Over 1,500 alumni of the Tennessee-based Rhodes College, which President Donald Trump’s U.S. Supreme Court nominee Amy Coney Barrett attended as an undergraduate, have signed on to a letter opposing Barrett’s Supreme Court nomination. A full 1,513 alumni signed on to the letter, which singles out Barrett’s positions on issues including abortion, LGBTQ rights, and the landmark healthcare law known as the Affordable Care Act, which is set to be the subject of a Supreme Court case shortly after Election Day, when — depending on the speed of her confirmation process — Barrett could already be on the court.
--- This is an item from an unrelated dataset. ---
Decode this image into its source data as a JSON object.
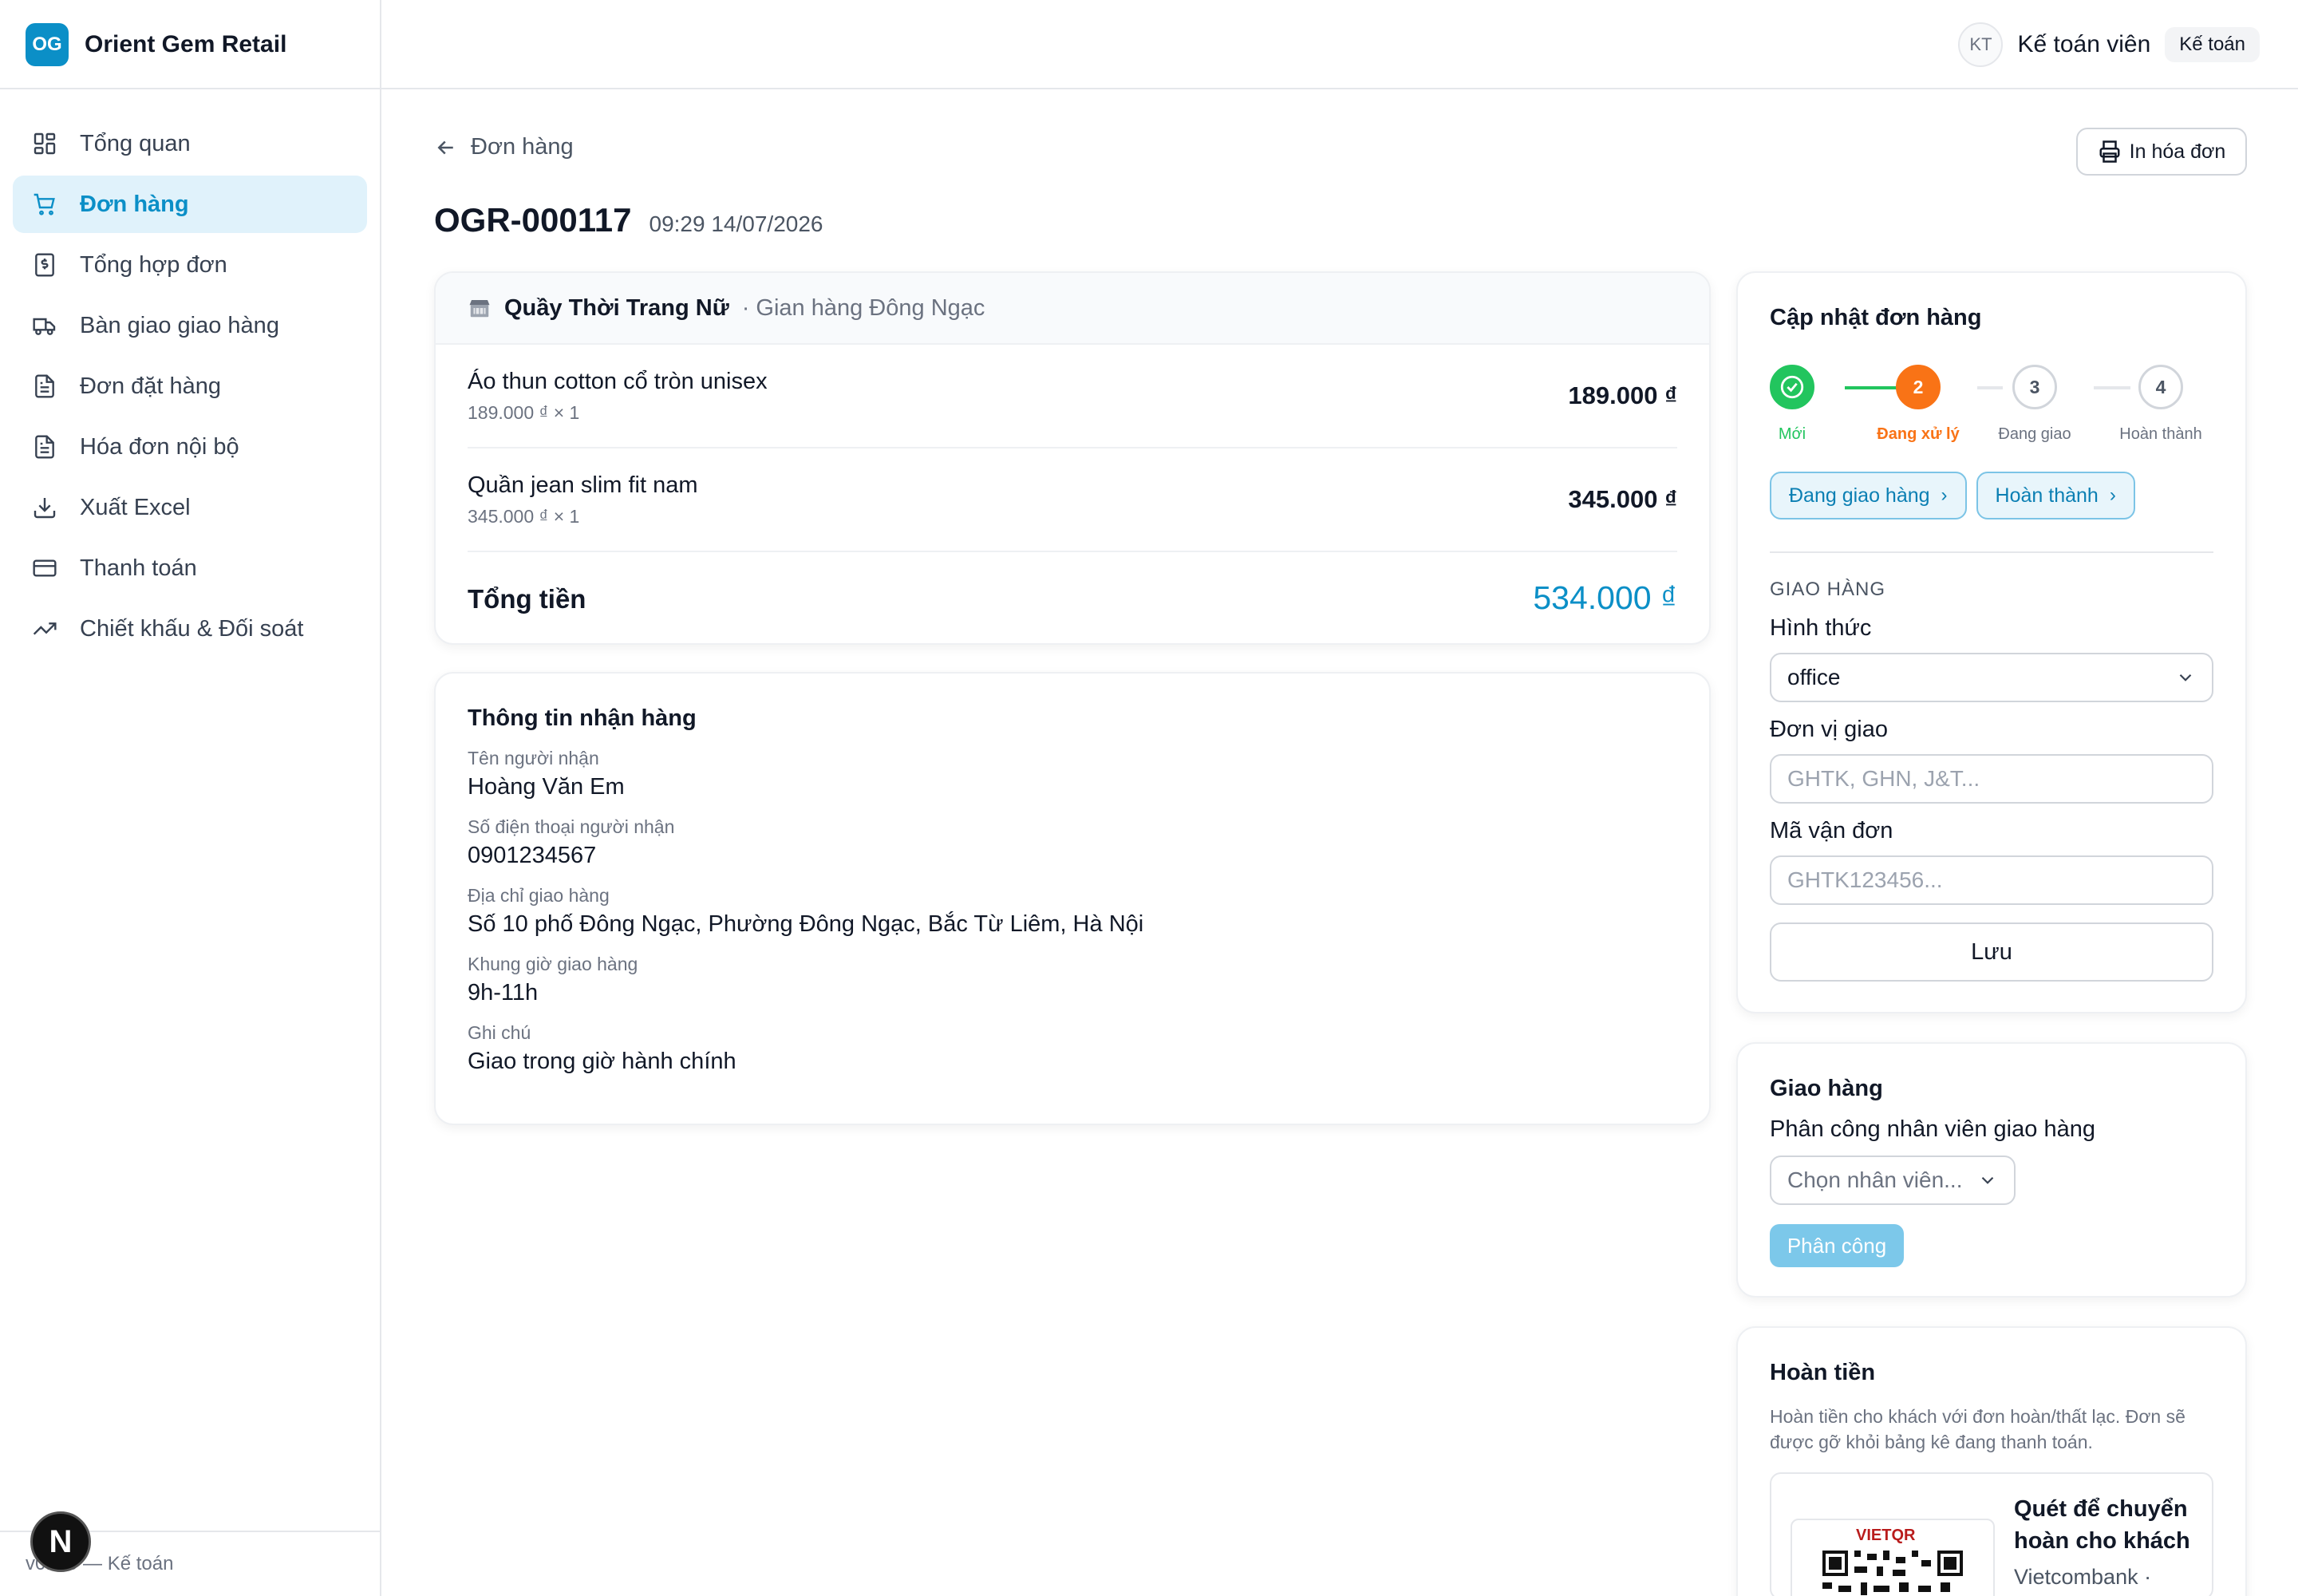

The letter was written by Rhodes alumni Rob Marus and Katherine Morgan Breslin, who wrote that they are “firmly and passionately opposed to [Barrett’s] nomination.” They added:
‘We are likewise firmly and passionately opposed to Rhodes administrators’ attempts to embrace Amy Coney Barrett as an alumna of our beloved alma mater. We oppose this embrace because we believe both her record and the process that has produced her nomination are diametrically opposed to the values of truth, loyalty, and service that we learned at Rhodes.’
As the letter references, Rhodes president Marjorie Hass has issued public support for Barrett, and she reiterated this support after the emergence of the anti-Barrett letter from Rhodes alumni, although she did laud the letter as an important part of the national political conversation.
As mentioned, the anti-Barrett letter from Rhodes alumni got into some specifics. The letter insists that Barrett “has demonstrated a judicial philosophy and record that fails to serve and protect the vulnerable in our society, including immigrants, those in the criminal justice system, and individuals reliant on the Affordable Care Act.” Barrett has, in the past, expressed opposition to the Affordable Care Act, which the Trump administration has been trying to throw out — without a remotely comprehensive replacement plan in place. Through means like an expansion of Medicaid in states around the country, the Affordable Care Act provides health coverage for tens of millions of Americans.
There have been questions about how promptly that Senate Republicans will really get Barrett confirmed, because two members of the Senate Judiciary Committee — Republicans Mike Lee (Utah) and Thom Tillis (N.C.) — have tested positive for the Coronavirus. For now, Barrett’s confirmation hearings are slated to proceed as scheduled, beginning October 12 in the Senate Judiciary Committee.